╭─ SUPPLIED DATA

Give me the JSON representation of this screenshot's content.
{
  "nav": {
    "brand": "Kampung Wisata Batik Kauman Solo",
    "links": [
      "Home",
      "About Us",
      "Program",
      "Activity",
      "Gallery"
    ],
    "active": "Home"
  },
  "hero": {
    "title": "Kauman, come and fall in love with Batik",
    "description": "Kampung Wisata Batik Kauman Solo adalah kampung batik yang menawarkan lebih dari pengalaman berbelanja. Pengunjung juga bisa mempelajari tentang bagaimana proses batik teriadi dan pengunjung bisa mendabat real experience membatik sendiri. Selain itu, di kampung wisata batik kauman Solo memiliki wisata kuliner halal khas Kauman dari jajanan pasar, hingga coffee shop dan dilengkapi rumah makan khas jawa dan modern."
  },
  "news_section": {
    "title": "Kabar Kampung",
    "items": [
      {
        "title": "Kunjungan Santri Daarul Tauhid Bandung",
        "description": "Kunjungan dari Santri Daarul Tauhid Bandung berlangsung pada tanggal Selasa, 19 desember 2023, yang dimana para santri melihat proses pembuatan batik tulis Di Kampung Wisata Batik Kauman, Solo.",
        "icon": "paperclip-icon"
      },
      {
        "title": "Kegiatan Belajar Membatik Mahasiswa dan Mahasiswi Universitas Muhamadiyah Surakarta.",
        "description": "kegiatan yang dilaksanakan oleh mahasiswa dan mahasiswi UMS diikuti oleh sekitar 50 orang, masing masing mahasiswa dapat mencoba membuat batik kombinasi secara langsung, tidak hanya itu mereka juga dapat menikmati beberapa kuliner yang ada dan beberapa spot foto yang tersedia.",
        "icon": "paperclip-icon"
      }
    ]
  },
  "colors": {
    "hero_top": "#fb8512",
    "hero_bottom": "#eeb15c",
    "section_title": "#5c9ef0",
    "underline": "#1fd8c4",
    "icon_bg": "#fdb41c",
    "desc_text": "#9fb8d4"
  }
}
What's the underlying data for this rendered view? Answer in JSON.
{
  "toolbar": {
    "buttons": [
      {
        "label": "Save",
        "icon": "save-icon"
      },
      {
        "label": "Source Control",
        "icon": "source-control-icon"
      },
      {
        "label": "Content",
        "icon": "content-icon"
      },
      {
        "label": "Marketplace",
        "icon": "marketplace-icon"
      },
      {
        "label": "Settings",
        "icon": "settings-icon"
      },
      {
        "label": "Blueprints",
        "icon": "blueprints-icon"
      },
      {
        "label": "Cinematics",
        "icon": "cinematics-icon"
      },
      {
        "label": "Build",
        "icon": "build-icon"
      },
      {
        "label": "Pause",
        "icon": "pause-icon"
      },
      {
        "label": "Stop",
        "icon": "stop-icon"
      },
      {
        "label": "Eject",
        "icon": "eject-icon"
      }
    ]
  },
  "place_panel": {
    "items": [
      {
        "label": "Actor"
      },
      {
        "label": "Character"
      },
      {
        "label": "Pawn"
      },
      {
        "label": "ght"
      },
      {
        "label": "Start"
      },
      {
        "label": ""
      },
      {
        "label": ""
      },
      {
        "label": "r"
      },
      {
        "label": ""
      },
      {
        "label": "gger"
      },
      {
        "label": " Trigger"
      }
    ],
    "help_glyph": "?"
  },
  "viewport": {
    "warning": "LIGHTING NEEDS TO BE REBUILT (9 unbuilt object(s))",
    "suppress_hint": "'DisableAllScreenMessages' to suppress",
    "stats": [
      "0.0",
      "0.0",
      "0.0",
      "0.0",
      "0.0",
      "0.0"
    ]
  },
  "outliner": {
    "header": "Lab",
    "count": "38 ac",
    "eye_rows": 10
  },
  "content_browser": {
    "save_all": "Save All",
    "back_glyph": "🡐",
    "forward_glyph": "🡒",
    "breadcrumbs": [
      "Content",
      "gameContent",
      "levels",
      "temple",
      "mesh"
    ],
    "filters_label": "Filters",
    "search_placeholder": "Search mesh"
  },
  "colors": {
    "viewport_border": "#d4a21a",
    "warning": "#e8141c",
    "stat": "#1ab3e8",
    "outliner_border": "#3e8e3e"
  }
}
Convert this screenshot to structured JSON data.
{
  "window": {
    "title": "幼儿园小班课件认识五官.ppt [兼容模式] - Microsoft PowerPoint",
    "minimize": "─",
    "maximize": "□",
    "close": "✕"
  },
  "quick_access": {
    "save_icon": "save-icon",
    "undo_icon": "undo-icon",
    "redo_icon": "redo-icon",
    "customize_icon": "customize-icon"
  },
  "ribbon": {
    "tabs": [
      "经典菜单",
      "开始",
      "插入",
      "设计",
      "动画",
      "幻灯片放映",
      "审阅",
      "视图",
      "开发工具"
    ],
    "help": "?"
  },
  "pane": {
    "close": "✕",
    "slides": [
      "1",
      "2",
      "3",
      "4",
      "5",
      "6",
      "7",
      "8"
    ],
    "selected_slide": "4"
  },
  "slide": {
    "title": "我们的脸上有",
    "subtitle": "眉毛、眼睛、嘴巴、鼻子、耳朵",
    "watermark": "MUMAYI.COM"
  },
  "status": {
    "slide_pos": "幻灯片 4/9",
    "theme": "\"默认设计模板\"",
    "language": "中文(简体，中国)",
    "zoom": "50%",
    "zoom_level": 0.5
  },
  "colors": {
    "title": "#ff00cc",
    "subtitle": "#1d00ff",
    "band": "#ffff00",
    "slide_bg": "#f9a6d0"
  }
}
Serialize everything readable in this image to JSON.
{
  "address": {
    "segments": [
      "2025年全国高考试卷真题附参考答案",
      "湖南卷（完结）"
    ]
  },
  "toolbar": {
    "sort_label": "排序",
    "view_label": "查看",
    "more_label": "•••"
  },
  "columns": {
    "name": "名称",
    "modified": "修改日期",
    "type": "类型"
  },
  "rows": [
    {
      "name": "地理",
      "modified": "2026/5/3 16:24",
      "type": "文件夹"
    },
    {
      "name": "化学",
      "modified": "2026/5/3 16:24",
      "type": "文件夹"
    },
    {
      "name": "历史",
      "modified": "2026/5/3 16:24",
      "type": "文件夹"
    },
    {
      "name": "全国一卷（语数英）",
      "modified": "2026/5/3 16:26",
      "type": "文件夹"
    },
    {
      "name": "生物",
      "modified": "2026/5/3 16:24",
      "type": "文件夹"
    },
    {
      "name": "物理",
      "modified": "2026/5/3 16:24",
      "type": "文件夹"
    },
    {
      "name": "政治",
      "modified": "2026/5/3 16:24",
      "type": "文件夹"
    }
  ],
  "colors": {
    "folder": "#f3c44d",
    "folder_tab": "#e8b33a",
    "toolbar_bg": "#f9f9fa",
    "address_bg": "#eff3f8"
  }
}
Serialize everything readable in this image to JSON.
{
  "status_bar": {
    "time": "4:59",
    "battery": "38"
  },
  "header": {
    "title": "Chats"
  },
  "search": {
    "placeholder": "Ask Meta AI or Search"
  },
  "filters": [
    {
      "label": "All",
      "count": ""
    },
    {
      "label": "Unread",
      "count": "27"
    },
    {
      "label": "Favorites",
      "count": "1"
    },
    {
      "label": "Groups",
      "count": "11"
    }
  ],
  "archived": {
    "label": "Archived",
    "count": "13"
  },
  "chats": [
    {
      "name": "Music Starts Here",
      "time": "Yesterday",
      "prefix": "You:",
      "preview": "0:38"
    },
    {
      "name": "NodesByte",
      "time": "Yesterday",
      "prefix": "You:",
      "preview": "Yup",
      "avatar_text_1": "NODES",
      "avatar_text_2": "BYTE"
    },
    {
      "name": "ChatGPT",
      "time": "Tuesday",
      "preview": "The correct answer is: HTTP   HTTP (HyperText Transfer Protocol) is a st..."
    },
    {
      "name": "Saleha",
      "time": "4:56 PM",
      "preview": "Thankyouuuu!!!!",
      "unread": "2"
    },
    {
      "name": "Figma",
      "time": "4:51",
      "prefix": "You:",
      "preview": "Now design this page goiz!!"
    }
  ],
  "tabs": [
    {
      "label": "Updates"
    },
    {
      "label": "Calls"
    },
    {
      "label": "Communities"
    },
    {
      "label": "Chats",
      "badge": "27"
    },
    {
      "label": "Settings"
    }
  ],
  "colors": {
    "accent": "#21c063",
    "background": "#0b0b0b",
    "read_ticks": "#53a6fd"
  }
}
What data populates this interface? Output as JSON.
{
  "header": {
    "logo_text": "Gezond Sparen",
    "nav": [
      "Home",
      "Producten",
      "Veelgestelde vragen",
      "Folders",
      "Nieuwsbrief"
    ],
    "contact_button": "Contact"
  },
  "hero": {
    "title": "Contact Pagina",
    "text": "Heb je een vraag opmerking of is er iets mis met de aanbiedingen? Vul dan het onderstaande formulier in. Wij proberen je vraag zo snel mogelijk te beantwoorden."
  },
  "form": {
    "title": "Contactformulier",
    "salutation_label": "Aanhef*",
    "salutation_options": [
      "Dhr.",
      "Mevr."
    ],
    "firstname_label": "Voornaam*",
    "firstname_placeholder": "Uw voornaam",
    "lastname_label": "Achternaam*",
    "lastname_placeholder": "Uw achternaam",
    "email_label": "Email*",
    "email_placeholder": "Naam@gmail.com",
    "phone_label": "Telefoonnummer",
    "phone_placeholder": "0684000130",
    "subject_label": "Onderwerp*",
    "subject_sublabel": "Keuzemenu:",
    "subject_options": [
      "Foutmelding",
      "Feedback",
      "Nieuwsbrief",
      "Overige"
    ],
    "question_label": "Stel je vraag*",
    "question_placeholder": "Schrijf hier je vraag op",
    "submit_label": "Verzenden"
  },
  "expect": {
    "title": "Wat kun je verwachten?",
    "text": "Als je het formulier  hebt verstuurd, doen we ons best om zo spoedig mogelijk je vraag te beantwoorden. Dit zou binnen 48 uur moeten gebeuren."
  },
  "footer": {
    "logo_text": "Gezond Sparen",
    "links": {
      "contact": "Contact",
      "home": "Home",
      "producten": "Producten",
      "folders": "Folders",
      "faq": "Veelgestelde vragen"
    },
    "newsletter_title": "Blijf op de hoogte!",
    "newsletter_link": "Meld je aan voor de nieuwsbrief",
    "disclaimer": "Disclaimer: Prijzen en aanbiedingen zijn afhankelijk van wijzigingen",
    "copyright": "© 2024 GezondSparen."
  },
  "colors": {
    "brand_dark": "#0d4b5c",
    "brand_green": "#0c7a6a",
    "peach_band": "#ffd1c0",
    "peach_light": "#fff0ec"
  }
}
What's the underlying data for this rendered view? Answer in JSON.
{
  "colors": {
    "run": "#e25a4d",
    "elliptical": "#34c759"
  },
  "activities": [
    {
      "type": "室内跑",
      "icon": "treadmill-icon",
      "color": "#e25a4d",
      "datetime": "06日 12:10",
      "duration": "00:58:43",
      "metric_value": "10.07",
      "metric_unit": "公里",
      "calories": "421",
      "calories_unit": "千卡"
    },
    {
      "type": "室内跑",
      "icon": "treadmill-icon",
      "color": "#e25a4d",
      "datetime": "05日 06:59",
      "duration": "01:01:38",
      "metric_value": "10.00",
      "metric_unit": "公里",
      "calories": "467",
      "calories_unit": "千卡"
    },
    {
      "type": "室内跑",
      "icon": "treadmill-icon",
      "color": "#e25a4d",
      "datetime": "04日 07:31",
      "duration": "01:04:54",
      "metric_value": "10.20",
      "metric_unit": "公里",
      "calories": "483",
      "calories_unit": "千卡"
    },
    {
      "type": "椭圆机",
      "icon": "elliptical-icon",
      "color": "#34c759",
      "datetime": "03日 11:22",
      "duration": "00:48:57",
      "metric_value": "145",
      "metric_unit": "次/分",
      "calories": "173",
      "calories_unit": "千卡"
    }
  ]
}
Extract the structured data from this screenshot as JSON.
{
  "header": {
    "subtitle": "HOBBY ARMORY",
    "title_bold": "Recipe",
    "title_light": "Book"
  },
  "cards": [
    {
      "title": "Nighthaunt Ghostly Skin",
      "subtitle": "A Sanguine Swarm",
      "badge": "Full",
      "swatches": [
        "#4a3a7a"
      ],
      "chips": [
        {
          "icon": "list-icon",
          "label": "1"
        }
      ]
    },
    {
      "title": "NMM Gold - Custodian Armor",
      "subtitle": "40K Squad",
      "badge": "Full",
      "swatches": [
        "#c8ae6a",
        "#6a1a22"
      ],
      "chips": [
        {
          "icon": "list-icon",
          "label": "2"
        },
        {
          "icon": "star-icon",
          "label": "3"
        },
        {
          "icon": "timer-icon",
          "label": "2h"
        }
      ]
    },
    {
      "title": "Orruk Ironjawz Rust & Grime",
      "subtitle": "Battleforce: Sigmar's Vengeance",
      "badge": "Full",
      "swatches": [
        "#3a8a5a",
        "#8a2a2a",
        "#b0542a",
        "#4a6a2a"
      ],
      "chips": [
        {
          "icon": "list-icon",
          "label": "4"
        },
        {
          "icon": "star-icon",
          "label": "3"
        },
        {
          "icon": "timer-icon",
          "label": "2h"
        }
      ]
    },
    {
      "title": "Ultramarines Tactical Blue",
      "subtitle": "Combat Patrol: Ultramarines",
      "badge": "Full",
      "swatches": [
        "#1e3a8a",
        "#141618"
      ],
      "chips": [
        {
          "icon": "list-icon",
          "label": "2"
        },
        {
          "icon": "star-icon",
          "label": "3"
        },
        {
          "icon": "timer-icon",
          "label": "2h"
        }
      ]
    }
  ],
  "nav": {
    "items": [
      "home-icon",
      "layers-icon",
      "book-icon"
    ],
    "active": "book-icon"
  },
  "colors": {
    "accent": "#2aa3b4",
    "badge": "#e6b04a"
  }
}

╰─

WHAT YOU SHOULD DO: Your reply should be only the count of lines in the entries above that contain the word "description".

WRITTEN SOLUTION: 3